It would perhaps be presumptuous of me at the Dispatch Box to say what Government will be returned on 8 June. I have already made my position and that of the current Government clear: we would look to legislate at the earliest opportunity. The noble Baroness raises an important point about the image of London in the view of tourists who are not aware, perhaps, whether they are getting into a regulated vehicle or of the price that will be charged. I am acutely aware of the challenges the noble Baroness poses. As I said, I am certainly keen to see this area regulated at the earliest opportunity, but it is a matter for a future Government.

I would like to explore this a little more with the Minister. I agree with the comments made so far about the problem that needs to be addressed. However, my recollection is that in May last year the Government announced that they would regulate the industry. Unless the Minister tells me I have this wrong, I thought they said then that legislation would come forward later in the year—2016. Clearly, it did not. Is this a particularly complex area to deal with? Is that why legislation did not come forward in 2016? Is it proving more difficult than thought, or is there some other reason why nothing was done within the timescale that, as far as I know, the Government originally suggested?

The Government explored various legislative vehicles, such as the opportunity for a sponsored Private Member’s Bill. As I said earlier, without pre-empting what may have happened or will happen in coming months, it is important to recognise that there were opportunities. Certain legislative vehicles in the current timetable could have been used to legislate in this respect. It remains the case—I have given a personal commitment and that of the current Government to this—that this is an important area to legislate in. We will continue to do so at the earliest opportunity if a Conservative Government are re-elected on 8 June.

My Lords, coming from a family of black cab drivers, I endorse every single word said by the noble Baroness, Lady Couttie. I press this Government or whichever Government are elected in a few weeks’ time that this should be top of the agenda for the new Transport Secretary to deal with on day one.

Can my noble friend the Minister advise us whether the Government plan to make any economic assessment of the impact of the imposition of bicycle lanes on London businesses, particularly small businesses and mobile tradesmen such as stonemasons, who effectively have had to stop serving London businesses?

As my noble friend is aware, cycle lanes are primarily a responsibility of the Mayor of London. I know that views have been expressed in this House and elsewhere, and I am sure those will be taken into account if reviews are carried out of cycle lanes and their operation in London.

Can my noble friend assure the House that the pledge he has made to legislate on this matter will not become a manifesto commitment?

Again, I am not going to pre-judge the commitments in a manifesto. I have made as clear as I can at this juncture the intention of the current Government and my personal view in this respect, as someone who oversees legislation and indeed the operation and co-ordination of such activity in London with the Mayor of London. Whoever the Government are, I am sure they will continue to work with the Mayor of London in ensuring that we regulate this industry in the years to come.

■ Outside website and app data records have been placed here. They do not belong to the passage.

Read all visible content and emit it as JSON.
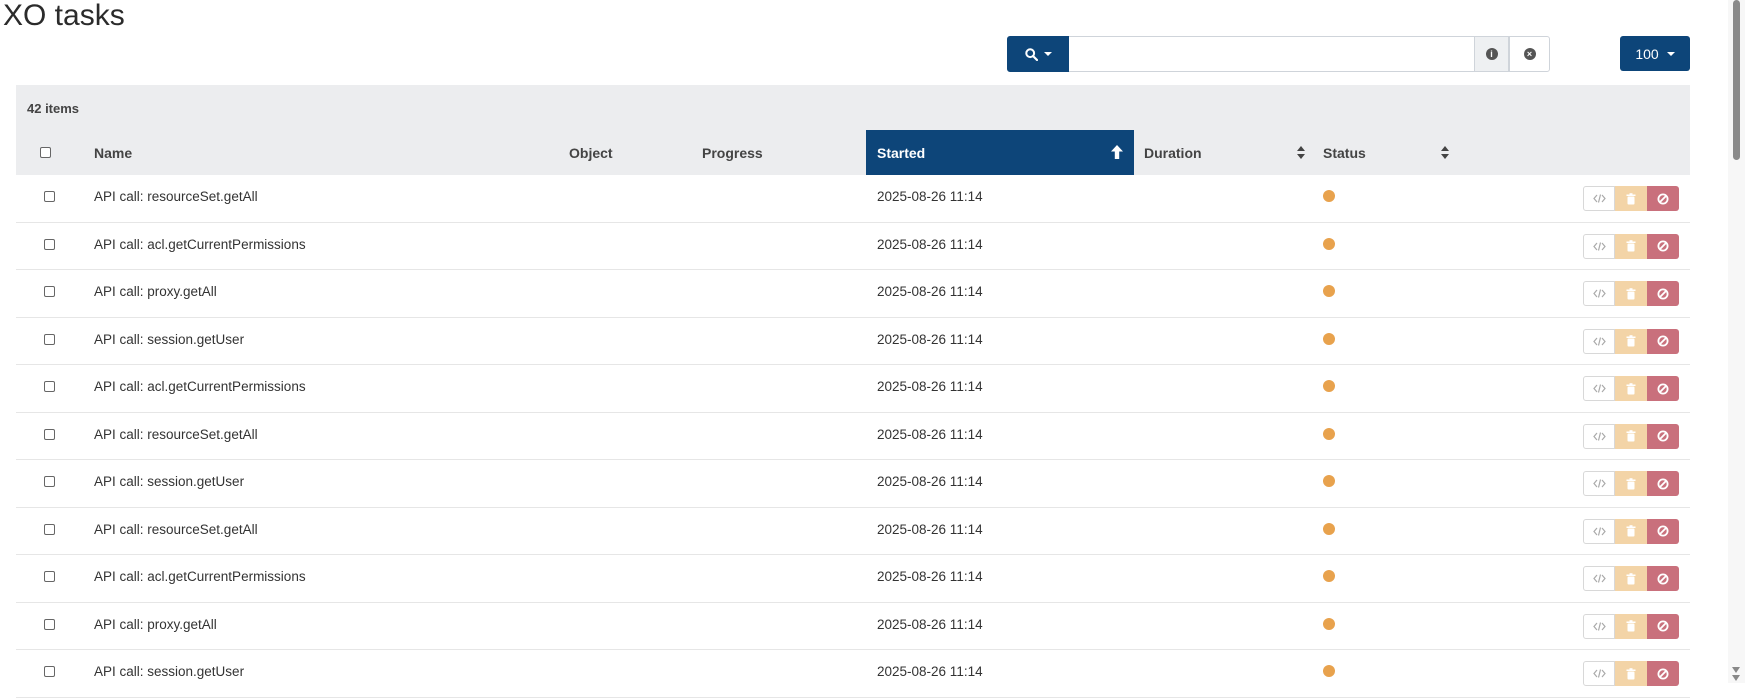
{
  "page": {
    "title": "XO tasks"
  },
  "search": {
    "value": "",
    "placeholder": ""
  },
  "page_size": {
    "label": "100"
  },
  "table": {
    "items_count": "42 items",
    "columns": {
      "name": "Name",
      "object": "Object",
      "progress": "Progress",
      "started": "Started",
      "duration": "Duration",
      "status": "Status"
    },
    "sorted_column": "started",
    "sort_direction": "ascending",
    "rows": [
      {
        "name": "API call: resourceSet.getAll",
        "started": "2025-08-26 11:14",
        "status_color": "#e8a24d"
      },
      {
        "name": "API call: acl.getCurrentPermissions",
        "started": "2025-08-26 11:14",
        "status_color": "#e8a24d"
      },
      {
        "name": "API call: proxy.getAll",
        "started": "2025-08-26 11:14",
        "status_color": "#e8a24d"
      },
      {
        "name": "API call: session.getUser",
        "started": "2025-08-26 11:14",
        "status_color": "#e8a24d"
      },
      {
        "name": "API call: acl.getCurrentPermissions",
        "started": "2025-08-26 11:14",
        "status_color": "#e8a24d"
      },
      {
        "name": "API call: resourceSet.getAll",
        "started": "2025-08-26 11:14",
        "status_color": "#e8a24d"
      },
      {
        "name": "API call: session.getUser",
        "started": "2025-08-26 11:14",
        "status_color": "#e8a24d"
      },
      {
        "name": "API call: resourceSet.getAll",
        "started": "2025-08-26 11:14",
        "status_color": "#e8a24d"
      },
      {
        "name": "API call: acl.getCurrentPermissions",
        "started": "2025-08-26 11:14",
        "status_color": "#e8a24d"
      },
      {
        "name": "API call: proxy.getAll",
        "started": "2025-08-26 11:14",
        "status_color": "#e8a24d"
      },
      {
        "name": "API call: session.getUser",
        "started": "2025-08-26 11:14",
        "status_color": "#e8a24d"
      }
    ]
  },
  "icons": {
    "search": "search-icon",
    "info": "info-icon",
    "clear": "clear-icon",
    "code": "code-icon",
    "delete": "trash-icon",
    "cancel": "cancel-icon"
  },
  "colors": {
    "primary": "#0d4579",
    "header_bg": "#ecedef",
    "status_pending": "#e8a24d",
    "delete": "#f3d4a7",
    "cancel": "#c9707c"
  }
}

My Lords, the confusion and despair that are seen as a result of this makes one think of mutinies. Of course, there was a mutiny 228 years ago tomorrow on the “Bounty”. The Royal Navy sent out 40 ships to find the mutineers. I think today we would have difficulty doing that—would they have to be pedalled to get there? Does the Minister agree that we need more ships—ideally, driven?

Pedalling in boats—that is something we have all done, perhaps, on the Serpentine in Hyde Park and elsewhere. My day would not be complete without a history lesson from the noble Lord. As ever, I greatly appreciate that.